Later, when the breakdown of Bretton Woods and the free float of currencies absolved them of much of their traditional purpose, they eventually hit upon the expedient of trying to rein in the modern system’s chronic inflationary tendencies, firstly by attempting to control the money supply (even if one may harbour a certain justifiable suspicion that this was no more than a convenient cover for actions taken for more discretionary and often less politically-appealing motives) and later by targeting some given statistical measure of price changes more directly—if indeed one can dignify their nebulous, shifting-horizon, tailored-to-the-moment, oft-deferred and sometimes suspended pursuit of that last objective with the name of ‘targeting’.
Be that as it may, from that latter acorn a mighty oak tree has indeed now grown. Today, it seems everyone has decided, in some unexplained cabbalistic fashion, that the very Gates of Paradise will be thrown open if the rate of change of CPI comes in at 2.0% per annum (though not only are the societies aiming for this all very different in their make-up but their overseers don’t all agree on how to construct the sacred CPI number, or what it is supposed to be ‘–cum’ and what it is ‘–ex’, either).
But if the monetary settings instead trigger a glut of over-capacity; or if a burst of technological innovation and entrepreneurial genius delivers us too much stuff too cheaply; or if we’re all just too damned old to go shopping, what’s a hubristic, Mission Creep-infected central banker to do? If he works for the Bank of England he’ll probably just shift position shamelessly and pretend he was never really aiming for 2% in the first place, but the Court Astrologers who do take their Mandate seriously will never surrender, for they know they only have to show enough commitment and their magic will soon begin to work.

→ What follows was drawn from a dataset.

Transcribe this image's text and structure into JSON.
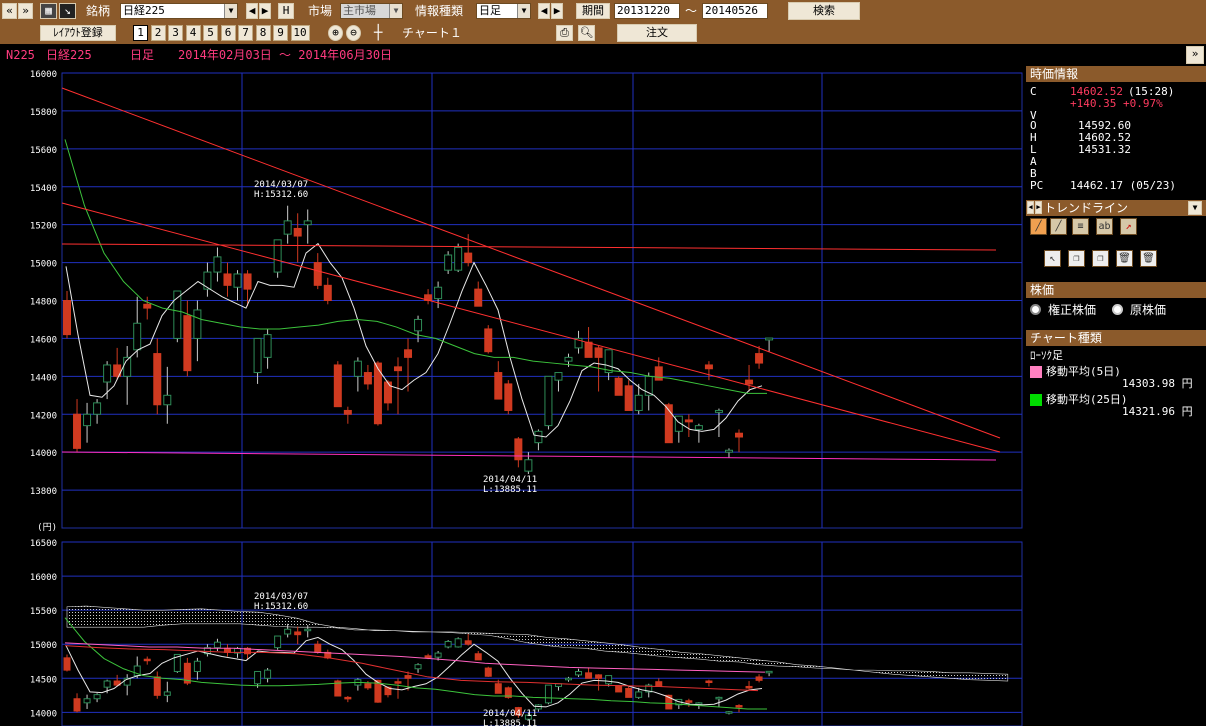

We certainly agree that it would serve the common weal incomparably if Mandragora on the Main were committed—if not in quite the same sense that our wannabe wizard perhaps intended.